### Task description
Each entry in the listing below should be returned precisely as it is.
# # #
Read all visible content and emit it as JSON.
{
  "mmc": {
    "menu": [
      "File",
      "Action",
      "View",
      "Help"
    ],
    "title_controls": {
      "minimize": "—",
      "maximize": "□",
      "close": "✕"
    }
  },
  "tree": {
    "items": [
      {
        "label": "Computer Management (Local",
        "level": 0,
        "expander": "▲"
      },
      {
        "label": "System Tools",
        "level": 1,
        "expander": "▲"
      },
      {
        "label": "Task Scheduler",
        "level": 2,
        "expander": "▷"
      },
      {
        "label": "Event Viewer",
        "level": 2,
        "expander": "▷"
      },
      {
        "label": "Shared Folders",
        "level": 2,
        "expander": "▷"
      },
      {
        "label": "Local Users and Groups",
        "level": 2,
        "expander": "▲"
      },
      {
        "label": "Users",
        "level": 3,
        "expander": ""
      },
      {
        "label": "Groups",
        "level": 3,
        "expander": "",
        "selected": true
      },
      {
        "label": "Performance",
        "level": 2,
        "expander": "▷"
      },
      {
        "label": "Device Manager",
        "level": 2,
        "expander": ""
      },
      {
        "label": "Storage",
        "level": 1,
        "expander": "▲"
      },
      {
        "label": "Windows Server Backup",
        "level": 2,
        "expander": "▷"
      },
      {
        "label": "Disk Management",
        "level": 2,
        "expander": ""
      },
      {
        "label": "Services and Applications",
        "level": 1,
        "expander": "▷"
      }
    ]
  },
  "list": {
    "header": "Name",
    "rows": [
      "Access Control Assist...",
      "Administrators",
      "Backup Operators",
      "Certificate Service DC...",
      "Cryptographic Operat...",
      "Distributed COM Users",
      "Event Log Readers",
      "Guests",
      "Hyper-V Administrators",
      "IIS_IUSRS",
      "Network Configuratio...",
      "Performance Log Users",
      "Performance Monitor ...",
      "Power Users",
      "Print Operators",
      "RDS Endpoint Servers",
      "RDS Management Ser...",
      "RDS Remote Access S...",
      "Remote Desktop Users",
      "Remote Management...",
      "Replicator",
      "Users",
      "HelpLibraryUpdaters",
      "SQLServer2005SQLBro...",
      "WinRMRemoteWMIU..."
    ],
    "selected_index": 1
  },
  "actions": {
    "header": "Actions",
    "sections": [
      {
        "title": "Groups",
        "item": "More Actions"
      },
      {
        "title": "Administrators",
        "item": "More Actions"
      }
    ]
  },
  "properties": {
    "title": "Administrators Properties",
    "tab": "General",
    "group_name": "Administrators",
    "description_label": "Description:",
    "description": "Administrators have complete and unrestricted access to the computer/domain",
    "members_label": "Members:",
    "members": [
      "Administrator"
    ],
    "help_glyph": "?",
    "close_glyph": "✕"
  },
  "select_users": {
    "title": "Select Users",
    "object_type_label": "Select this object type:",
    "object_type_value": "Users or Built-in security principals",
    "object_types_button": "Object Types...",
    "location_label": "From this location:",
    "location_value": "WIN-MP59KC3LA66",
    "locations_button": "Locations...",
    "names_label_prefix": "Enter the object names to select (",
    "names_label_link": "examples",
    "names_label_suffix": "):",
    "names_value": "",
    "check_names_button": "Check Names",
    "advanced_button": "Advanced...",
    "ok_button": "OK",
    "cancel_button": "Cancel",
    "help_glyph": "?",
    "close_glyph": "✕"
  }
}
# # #
### Output below
Read all visible content and emit it as JSON.
{
  "mmc": {
    "menu": [
      "File",
      "Action",
      "View",
      "Help"
    ],
    "title_controls": {
      "minimize": "—",
      "maximize": "□",
      "close": "✕"
    }
  },
  "tree": {
    "items": [
      {
        "label": "Computer Management (Local",
        "level": 0,
        "expander": "▲"
      },
      {
        "label": "System Tools",
        "level": 1,
        "expander": "▲"
      },
      {
        "label": "Task Scheduler",
        "level": 2,
        "expander": "▷"
      },
      {
        "label": "Event Viewer",
        "level": 2,
        "expander": "▷"
      },
      {
        "label": "Shared Folders",
        "level": 2,
        "expander": "▷"
      },
      {
        "label": "Local Users and Groups",
        "level": 2,
        "expander": "▲"
      },
      {
        "label": "Users",
        "level": 3,
        "expander": ""
      },
      {
        "label": "Groups",
        "level": 3,
        "expander": "",
        "selected": true
      },
      {
        "label": "Performance",
        "level": 2,
        "expander": "▷"
      },
      {
        "label": "Device Manager",
        "level": 2,
        "expander": ""
      },
      {
        "label": "Storage",
        "level": 1,
        "expander": "▲"
      },
      {
        "label": "Windows Server Backup",
        "level": 2,
        "expander": "▷"
      },
      {
        "label": "Disk Management",
        "level": 2,
        "expander": ""
      },
      {
        "label": "Services and Applications",
        "level": 1,
        "expander": "▷"
      }
    ]
  },
  "list": {
    "header": "Name",
    "rows": [
      "Access Control Assist...",
      "Administrators",
      "Backup Operators",
      "Certificate Service DC...",
      "Cryptographic Operat...",
      "Distributed COM Users",
      "Event Log Readers",
      "Guests",
      "Hyper-V Administrators",
      "IIS_IUSRS",
      "Network Configuratio...",
      "Performance Log Users",
      "Performance Monitor ...",
      "Power Users",
      "Print Operators",
      "RDS Endpoint Servers",
      "RDS Management Ser...",
      "RDS Remote Access S...",
      "Remote Desktop Users",
      "Remote Management...",
      "Replicator",
      "Users",
      "HelpLibraryUpdaters",
      "SQLServer2005SQLBro...",
      "WinRMRemoteWMIU..."
    ],
    "selected_index": 1
  },
  "actions": {
    "header": "Actions",
    "sections": [
      {
        "title": "Groups",
        "item": "More Actions"
      },
      {
        "title": "Administrators",
        "item": "More Actions"
      }
    ]
  },
  "properties": {
    "title": "Administrators Properties",
    "tab": "General",
    "group_name": "Administrators",
    "description_label": "Description:",
    "description": "Administrators have complete and unrestricted access to the computer/domain",
    "members_label": "Members:",
    "members": [
      "Administrator"
    ],
    "help_glyph": "?",
    "close_glyph": "✕"
  },
  "select_users": {
    "title": "Select Users",
    "object_type_label": "Select this object type:",
    "object_type_value": "Users or Built-in security principals",
    "object_types_button": "Object Types...",
    "location_label": "From this location:",
    "location_value": "WIN-MP59KC3LA66",
    "locations_button": "Locations...",
    "names_label_prefix": "Enter the object names to select (",
    "names_label_link": "examples",
    "names_label_suffix": "):",
    "names_value": "",
    "check_names_button": "Check Names",
    "advanced_button": "Advanced...",
    "ok_button": "OK",
    "cancel_button": "Cancel",
    "help_glyph": "?",
    "close_glyph": "✕"
  }
}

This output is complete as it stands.